— EXERCISE OBJECTIVE —
If a line in the records below holds the word "accessing", copy it.

— DATA EXTRACT —
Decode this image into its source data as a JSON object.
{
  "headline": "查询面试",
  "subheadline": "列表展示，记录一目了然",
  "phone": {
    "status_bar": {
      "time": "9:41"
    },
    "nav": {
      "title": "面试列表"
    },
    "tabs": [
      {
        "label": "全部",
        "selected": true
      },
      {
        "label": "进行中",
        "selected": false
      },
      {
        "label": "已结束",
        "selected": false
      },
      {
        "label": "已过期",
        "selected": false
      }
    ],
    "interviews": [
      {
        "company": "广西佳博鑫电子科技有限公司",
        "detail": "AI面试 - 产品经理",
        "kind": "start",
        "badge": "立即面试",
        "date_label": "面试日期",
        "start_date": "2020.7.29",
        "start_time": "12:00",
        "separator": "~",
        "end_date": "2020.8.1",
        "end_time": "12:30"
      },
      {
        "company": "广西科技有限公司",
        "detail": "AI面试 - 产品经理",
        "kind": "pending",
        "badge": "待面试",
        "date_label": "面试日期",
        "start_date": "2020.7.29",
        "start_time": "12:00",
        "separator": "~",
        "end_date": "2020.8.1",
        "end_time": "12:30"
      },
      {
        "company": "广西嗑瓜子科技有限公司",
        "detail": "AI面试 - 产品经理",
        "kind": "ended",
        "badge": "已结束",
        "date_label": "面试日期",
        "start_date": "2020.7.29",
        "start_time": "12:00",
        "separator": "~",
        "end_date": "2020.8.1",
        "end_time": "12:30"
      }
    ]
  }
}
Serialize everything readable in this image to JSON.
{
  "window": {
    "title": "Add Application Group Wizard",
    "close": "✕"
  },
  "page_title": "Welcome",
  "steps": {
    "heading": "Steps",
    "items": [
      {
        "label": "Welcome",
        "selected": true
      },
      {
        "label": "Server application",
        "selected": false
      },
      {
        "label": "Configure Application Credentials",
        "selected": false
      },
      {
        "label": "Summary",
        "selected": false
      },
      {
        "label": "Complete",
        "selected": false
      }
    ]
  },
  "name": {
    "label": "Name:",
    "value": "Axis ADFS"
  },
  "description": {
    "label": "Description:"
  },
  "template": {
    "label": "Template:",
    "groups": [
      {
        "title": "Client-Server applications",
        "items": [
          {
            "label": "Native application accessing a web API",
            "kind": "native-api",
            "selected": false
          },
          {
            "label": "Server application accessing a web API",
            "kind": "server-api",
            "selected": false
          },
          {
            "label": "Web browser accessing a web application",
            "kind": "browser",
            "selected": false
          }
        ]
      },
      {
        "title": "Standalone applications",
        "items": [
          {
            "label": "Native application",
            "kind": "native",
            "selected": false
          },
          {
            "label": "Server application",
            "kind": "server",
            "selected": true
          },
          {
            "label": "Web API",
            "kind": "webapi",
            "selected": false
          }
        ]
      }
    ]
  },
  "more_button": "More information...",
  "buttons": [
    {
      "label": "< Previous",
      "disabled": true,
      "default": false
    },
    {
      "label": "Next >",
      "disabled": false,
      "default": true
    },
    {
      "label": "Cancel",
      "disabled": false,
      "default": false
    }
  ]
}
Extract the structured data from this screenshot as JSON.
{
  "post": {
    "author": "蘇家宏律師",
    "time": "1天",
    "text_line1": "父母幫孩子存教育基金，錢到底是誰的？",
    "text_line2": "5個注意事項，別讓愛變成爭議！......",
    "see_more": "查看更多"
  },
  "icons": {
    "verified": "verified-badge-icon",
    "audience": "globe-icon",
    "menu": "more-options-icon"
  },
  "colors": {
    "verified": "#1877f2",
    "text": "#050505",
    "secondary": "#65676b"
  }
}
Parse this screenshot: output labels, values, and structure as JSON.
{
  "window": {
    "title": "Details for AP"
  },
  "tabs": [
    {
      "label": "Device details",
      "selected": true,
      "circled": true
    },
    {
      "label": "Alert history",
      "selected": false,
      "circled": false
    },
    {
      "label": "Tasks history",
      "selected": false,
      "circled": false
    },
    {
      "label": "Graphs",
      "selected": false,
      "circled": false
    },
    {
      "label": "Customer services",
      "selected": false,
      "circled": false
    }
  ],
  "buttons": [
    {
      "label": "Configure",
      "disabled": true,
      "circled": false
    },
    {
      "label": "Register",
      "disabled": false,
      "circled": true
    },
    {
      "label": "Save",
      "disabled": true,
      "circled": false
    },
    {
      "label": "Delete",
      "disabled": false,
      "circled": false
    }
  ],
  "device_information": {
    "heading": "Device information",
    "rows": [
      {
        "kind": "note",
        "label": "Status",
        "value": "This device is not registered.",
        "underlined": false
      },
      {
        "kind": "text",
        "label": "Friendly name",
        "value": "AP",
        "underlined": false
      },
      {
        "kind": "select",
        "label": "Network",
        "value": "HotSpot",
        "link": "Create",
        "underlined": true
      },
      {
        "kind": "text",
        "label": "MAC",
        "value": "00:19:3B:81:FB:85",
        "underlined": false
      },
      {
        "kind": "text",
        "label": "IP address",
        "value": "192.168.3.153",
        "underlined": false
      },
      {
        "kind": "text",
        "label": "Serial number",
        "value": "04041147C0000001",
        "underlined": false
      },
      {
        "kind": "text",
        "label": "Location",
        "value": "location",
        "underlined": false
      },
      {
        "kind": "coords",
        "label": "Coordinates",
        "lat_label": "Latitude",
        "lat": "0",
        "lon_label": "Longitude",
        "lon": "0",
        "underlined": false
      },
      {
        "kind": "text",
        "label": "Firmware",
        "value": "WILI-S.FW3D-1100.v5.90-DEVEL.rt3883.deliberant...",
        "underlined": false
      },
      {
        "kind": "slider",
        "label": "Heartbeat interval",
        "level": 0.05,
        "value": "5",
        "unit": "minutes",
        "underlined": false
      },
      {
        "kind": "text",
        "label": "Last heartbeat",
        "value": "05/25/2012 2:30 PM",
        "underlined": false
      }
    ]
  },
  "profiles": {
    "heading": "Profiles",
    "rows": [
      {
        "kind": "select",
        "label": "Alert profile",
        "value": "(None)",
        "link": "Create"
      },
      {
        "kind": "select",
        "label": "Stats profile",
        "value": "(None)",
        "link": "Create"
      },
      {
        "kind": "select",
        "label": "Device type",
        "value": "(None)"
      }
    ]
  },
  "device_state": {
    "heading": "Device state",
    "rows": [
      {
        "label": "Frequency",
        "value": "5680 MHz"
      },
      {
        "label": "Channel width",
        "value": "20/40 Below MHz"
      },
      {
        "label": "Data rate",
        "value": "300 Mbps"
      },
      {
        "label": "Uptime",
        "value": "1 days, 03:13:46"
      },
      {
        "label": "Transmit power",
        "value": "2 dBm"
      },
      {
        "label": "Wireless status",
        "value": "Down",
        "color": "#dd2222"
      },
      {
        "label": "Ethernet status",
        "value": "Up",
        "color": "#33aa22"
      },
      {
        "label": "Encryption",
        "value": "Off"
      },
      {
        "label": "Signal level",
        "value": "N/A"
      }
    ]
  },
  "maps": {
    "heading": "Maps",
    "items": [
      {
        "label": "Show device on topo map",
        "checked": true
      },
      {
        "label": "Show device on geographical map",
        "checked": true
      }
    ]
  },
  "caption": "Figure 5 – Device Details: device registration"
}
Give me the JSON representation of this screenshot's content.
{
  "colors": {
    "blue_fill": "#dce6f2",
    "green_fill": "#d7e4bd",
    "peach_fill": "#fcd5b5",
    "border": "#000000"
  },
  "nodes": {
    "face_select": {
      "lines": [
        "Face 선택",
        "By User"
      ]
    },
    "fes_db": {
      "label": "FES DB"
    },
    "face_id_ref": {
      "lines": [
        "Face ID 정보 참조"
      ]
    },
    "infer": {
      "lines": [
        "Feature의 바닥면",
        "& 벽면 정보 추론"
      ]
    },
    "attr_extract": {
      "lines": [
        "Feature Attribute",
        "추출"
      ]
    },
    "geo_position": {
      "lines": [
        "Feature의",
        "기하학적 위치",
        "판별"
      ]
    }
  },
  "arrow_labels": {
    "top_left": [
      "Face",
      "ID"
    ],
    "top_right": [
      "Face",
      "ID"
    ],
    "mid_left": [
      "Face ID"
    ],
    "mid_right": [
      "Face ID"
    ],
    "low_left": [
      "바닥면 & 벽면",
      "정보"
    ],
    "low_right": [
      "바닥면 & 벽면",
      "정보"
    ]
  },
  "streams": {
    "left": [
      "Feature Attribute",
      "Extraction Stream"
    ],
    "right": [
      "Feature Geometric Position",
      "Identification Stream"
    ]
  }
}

— OUTPUT —
            "label": "Native application accessing a web API",
            "label": "Server application accessing a web API",
            "label": "Web browser accessing a web application",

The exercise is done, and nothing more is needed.